Colin Neill, chief executive of Hospitality Ulster (Brian Lawless/PA)

Hospitality industry representatives have said Chief Medical Officer Michael McBride's comment on the possibility restrictions could be increased after the summer and last into next year came as another blow to the industry.

Colin Neill said without clarity and a discussion on support the remarks were disappointing. He said the focus should be on working collectively and trying to avoid unnecessary stress.

"We need to focus on pushing the vaccine and do all we can to encourage uptake, whilst looking towards economic recovery," he said.

"We appreciate the CMO will always err on the side of caution, but general comments about ongoing restrictions have further knocked the confidence of both business owners and consumers and brought about further worry and concern."

Coronavirus Data Graphs

He added: "As businesses are considering how best to rebuild after lockdown three, it is important that we work together and not cause further unnecessary stress to sectors, like hospitality, which have been closed for the best part of a year.

"We know Covid-19 will be with us for a long time, but the encouraging vaccine numbers is providing hope of recovery. We encourage the Chief Medical Officer to work with us to ensure a safe and sustainable reopening of our hospitality industry in the coming weeks and months.”

Dr McBride, during a media briefing, said while restrictions will not be fully lifted until 2022, he hopes this summer will bring some respite from the current lockdown.

However, he said it is likely that a range of restrictions will return in the autumn and remain in place into 2022.

The Executive decided on January 21 that it would extend the current lockdown until March 5 and ministers are due to review the situation on February 18. But now Dr McBride has poured cold water on hopes that schools and the economy will be able to reopen next month.

Speaking at the Department of Health’s weekly briefing yesterday afternoon, he said: “I suspect that we will require some degree of the current restrictions, certainly for the rest of this year, probably enhanced again in the autumn and winter of this year, and I think it will probably be into the following year before we see things a little more normal.
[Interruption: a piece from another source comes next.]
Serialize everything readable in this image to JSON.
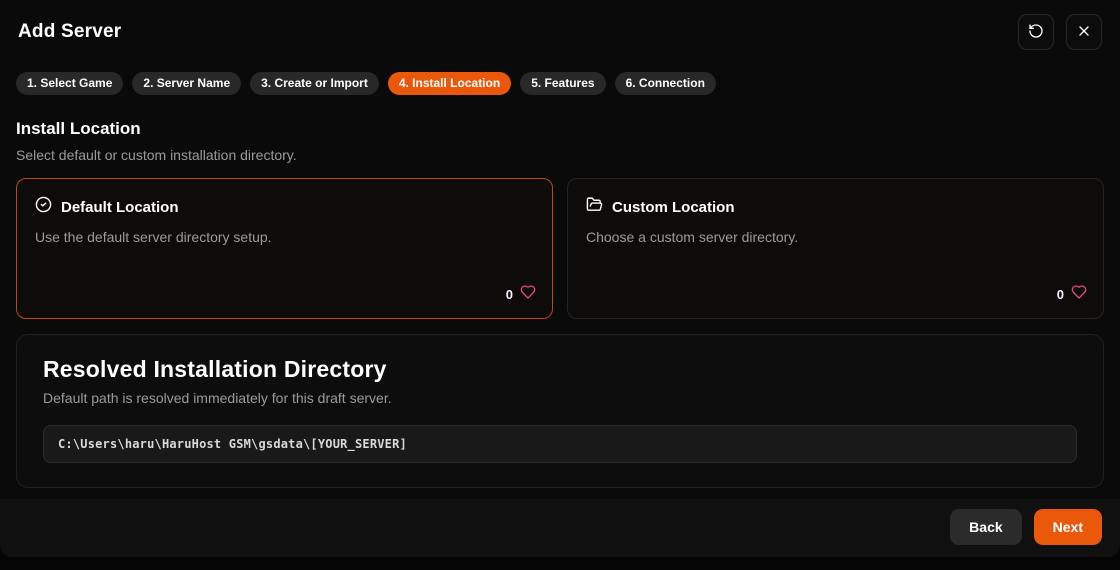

“In the meantime, I hope that this summer will be a little bit like last summer. Hopefully we will be able to do some of the things that we thought were a wonderful thing to do last summer.”

Belfast Telegraph